[Provided records]

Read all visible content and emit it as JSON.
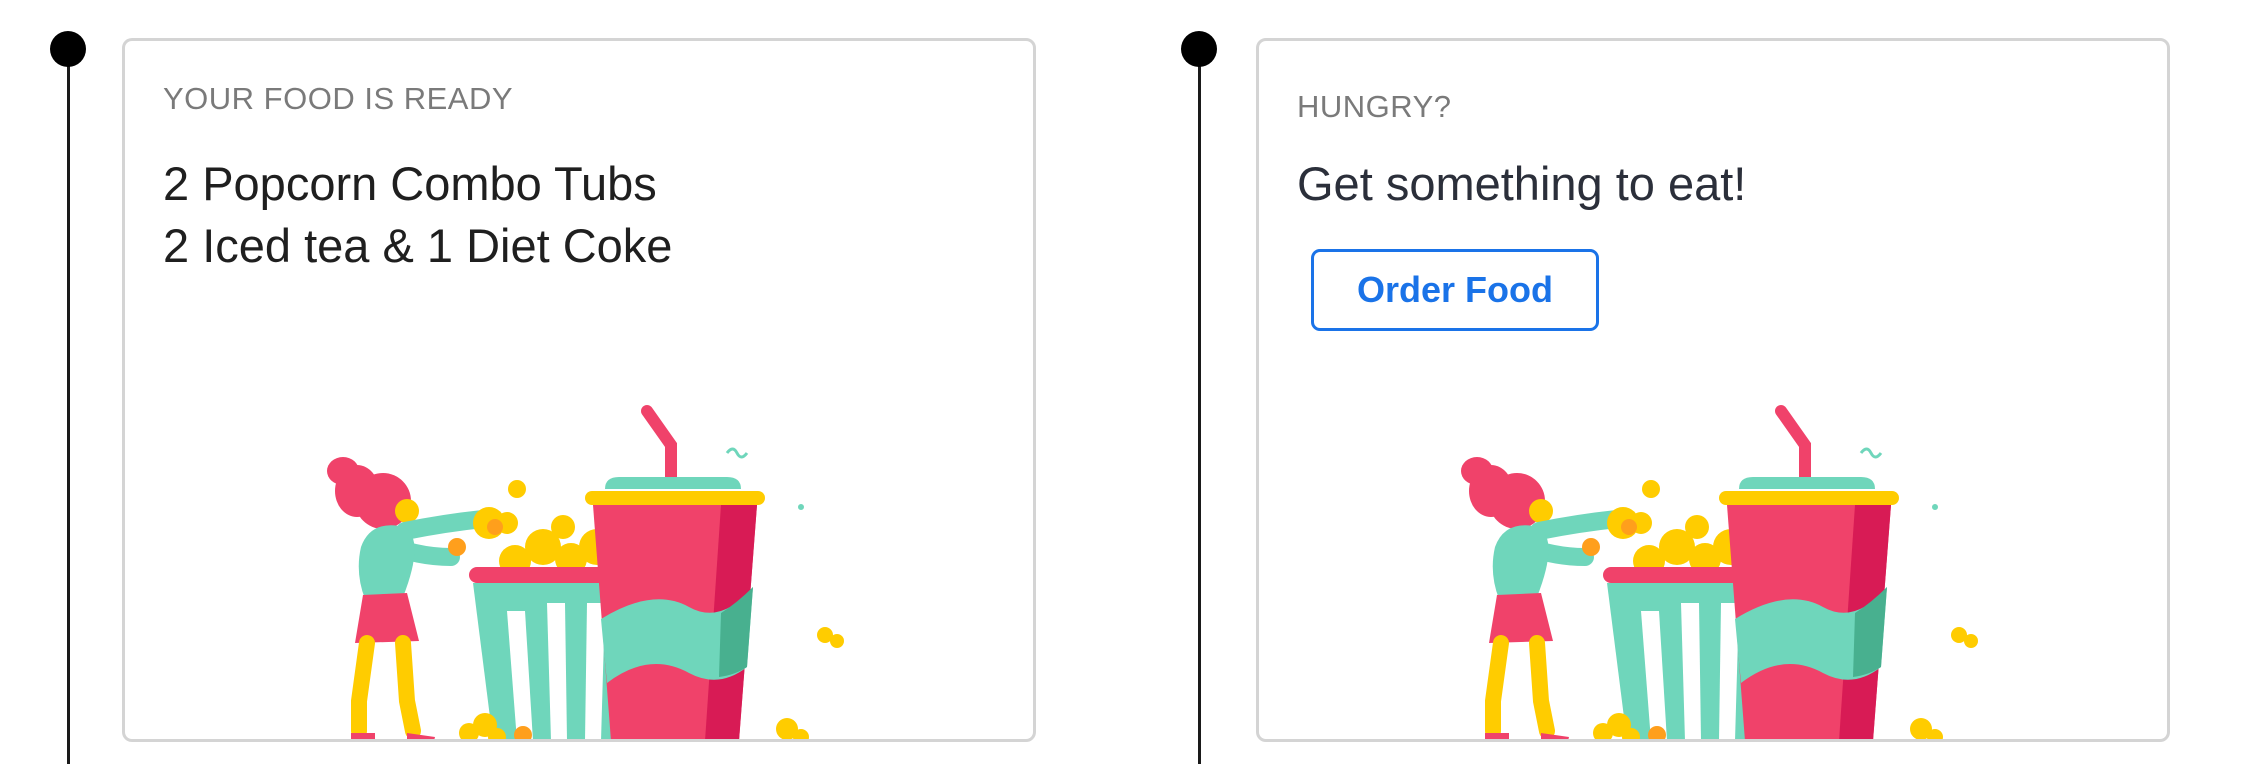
{
  "timeline": {
    "items": [
      {
        "eyebrow": "YOUR FOOD IS READY",
        "title_lines": [
          "2 Popcorn Combo Tubs",
          "2 Iced tea & 1 Diet Coke"
        ],
        "illustration_icon": "popcorn-combo-illustration"
      },
      {
        "eyebrow": "HUNGRY?",
        "title_lines": [
          "Get something to eat!"
        ],
        "button_label": "Order Food",
        "illustration_icon": "popcorn-combo-illustration"
      }
    ]
  },
  "colors": {
    "accent": "#1a73e8",
    "timeline": "#000000",
    "card_border": "#d4d4d4",
    "illustration_pink": "#f0426a",
    "illustration_teal": "#6fd6bb",
    "illustration_yellow": "#ffcc00"
  }
}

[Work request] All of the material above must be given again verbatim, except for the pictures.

[Exercise answer]
Read all visible content and emit it as JSON.
{
  "timeline": {
    "items": [
      {
        "eyebrow": "YOUR FOOD IS READY",
        "title_lines": [
          "2 Popcorn Combo Tubs",
          "2 Iced tea & 1 Diet Coke"
        ],
        "illustration_icon": "popcorn-combo-illustration"
      },
      {
        "eyebrow": "HUNGRY?",
        "title_lines": [
          "Get something to eat!"
        ],
        "button_label": "Order Food",
        "illustration_icon": "popcorn-combo-illustration"
      }
    ]
  },
  "colors": {
    "accent": "#1a73e8",
    "timeline": "#000000",
    "card_border": "#d4d4d4",
    "illustration_pink": "#f0426a",
    "illustration_teal": "#6fd6bb",
    "illustration_yellow": "#ffcc00"
  }
}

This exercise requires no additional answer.